-- EXERCISE --
From the records below, copy each line that has the word "title" in it.

################

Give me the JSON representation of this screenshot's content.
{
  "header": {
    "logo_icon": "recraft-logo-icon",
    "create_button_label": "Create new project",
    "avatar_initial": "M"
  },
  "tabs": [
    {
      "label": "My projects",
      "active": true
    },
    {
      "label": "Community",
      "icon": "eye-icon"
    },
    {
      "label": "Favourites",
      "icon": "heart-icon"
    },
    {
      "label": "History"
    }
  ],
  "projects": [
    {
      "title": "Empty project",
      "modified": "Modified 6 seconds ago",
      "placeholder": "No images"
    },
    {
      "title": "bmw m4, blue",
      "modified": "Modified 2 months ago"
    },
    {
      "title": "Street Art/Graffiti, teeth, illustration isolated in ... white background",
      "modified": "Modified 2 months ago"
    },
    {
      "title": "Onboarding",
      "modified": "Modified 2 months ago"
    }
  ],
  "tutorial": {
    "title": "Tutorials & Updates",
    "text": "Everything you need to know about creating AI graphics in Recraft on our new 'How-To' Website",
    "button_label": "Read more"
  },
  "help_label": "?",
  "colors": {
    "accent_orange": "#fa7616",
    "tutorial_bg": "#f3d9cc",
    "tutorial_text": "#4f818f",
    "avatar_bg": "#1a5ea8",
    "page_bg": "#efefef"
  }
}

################

-- RESULT --
      "title": "Empty project",
      "title": "bmw m4, blue",
      "title": "Street Art/Graffiti, teeth, illustration isolated in ... white background",
      "title": "Onboarding",
    "title": "Tutorials & Updates",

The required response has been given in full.